* _EXERCISE_: Go through the data below. Pull out every line that has the word "JSON".
*** Opening of DATA LISTING ***
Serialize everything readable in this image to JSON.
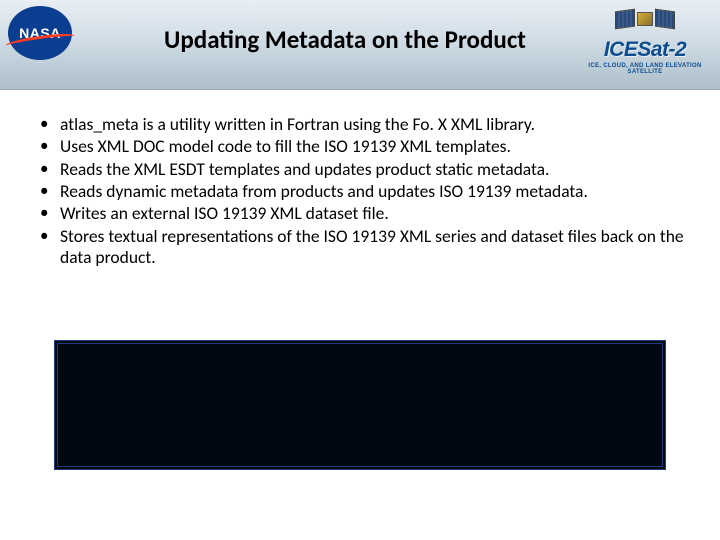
{
  "header": {
    "nasa_logo_text": "NASA",
    "title": "Updating Metadata on the Product",
    "icesat": {
      "name": "ICESat",
      "suffix": "-2",
      "sub": "ICE, CLOUD, AND LAND ELEVATION SATELLITE"
    }
  },
  "bullets": [
    "atlas_meta is a utility written in Fortran using the Fo. X XML library.",
    "Uses XML DOC model code to fill the ISO 19139 XML templates.",
    "Reads the XML ESDT templates and updates product static metadata.",
    "Reads dynamic metadata from products and updates ISO 19139 metadata.",
    "Writes an external ISO 19139 XML dataset file.",
    "Stores textual representations of the ISO 19139 XML series and dataset files back on the data product."
  ]
}
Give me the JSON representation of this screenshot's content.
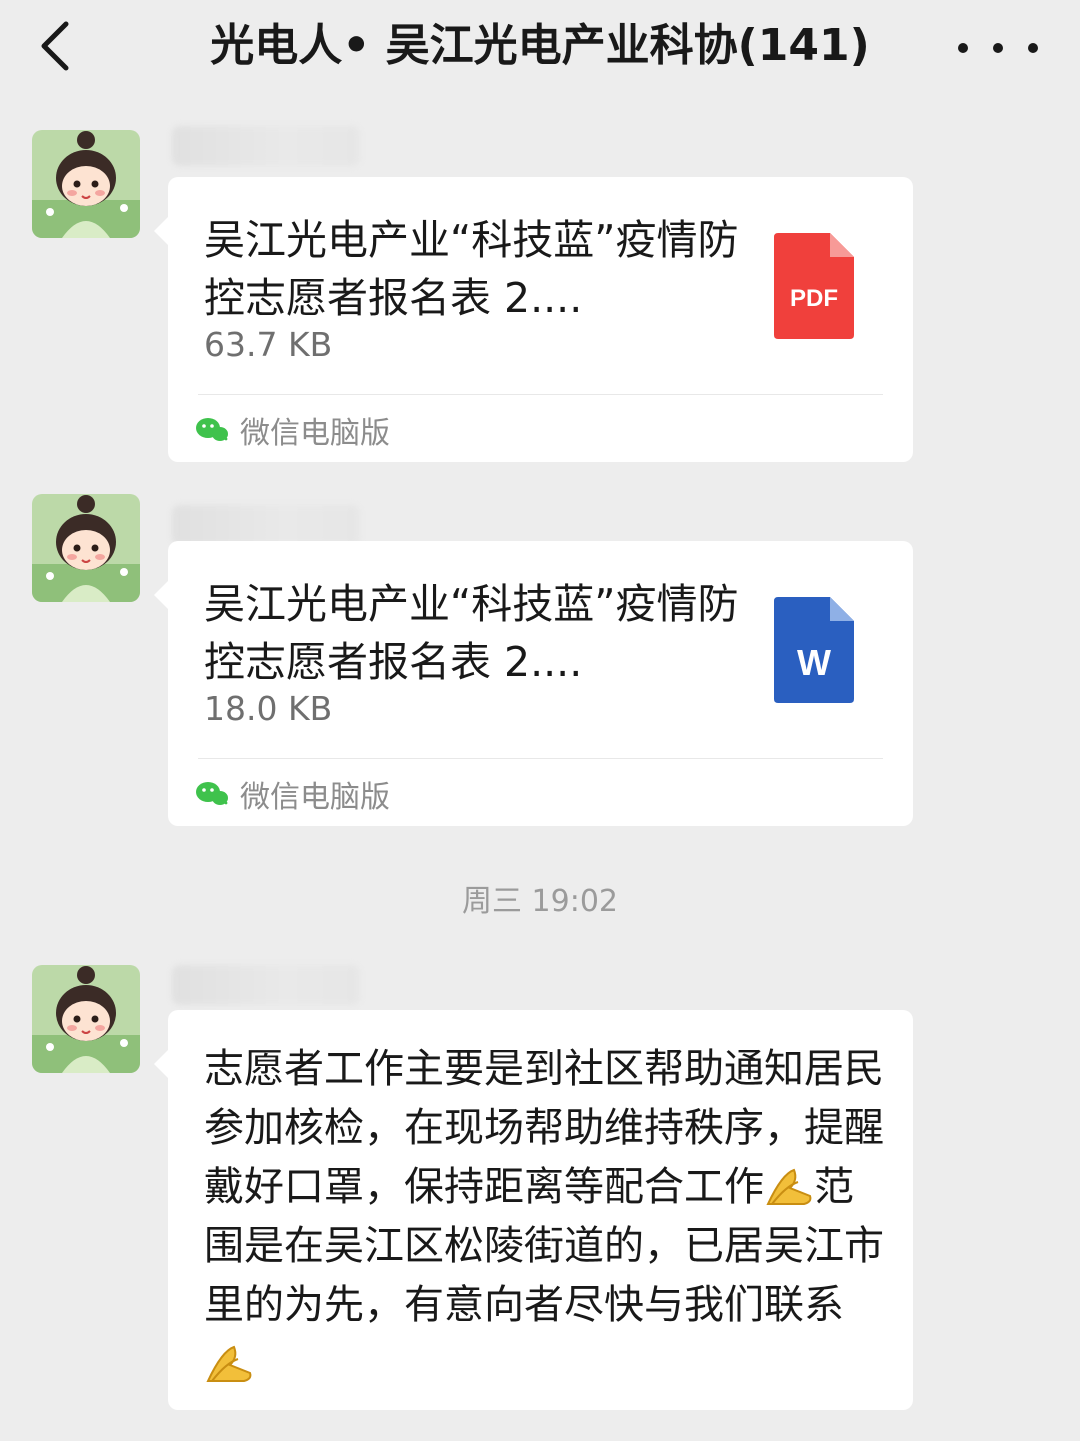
{
  "header": {
    "back_icon": "chevron-left-icon",
    "title": "光电人• 吴江光电产业科协(141)",
    "more_icon": "more-dots-icon"
  },
  "messages": [
    {
      "type": "file",
      "file_name": "吴江光电产业“科技蓝”疫情防控志愿者报名表 2....",
      "file_size": "63.7 KB",
      "file_type": "PDF",
      "icon": "pdf-file-icon",
      "icon_color": "#f0403c",
      "source": "微信电脑版",
      "source_icon": "wechat-icon"
    },
    {
      "type": "file",
      "file_name": "吴江光电产业“科技蓝”疫情防控志愿者报名表 2....",
      "file_size": "18.0 KB",
      "file_type": "W",
      "icon": "word-file-icon",
      "icon_color": "#2a5fc0",
      "source": "微信电脑版",
      "source_icon": "wechat-icon"
    }
  ],
  "timestamp": "周三 19:02",
  "text_message": {
    "part1": "志愿者工作主要是到社区帮助通知居民参加核检，在现场帮助维持秩序，提醒戴好口罩，保持距离等配合工作",
    "part2": "范围是在吴江区松陵街道的，已居吴江市里的为先，有意向者尽快与我们联系",
    "emoji": "folded-hands-emoji"
  }
}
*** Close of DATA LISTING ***
* _RESPONSE AREA_:
Serialize everything readable in this image to JSON.
Give me the JSON representation of this screenshot's content.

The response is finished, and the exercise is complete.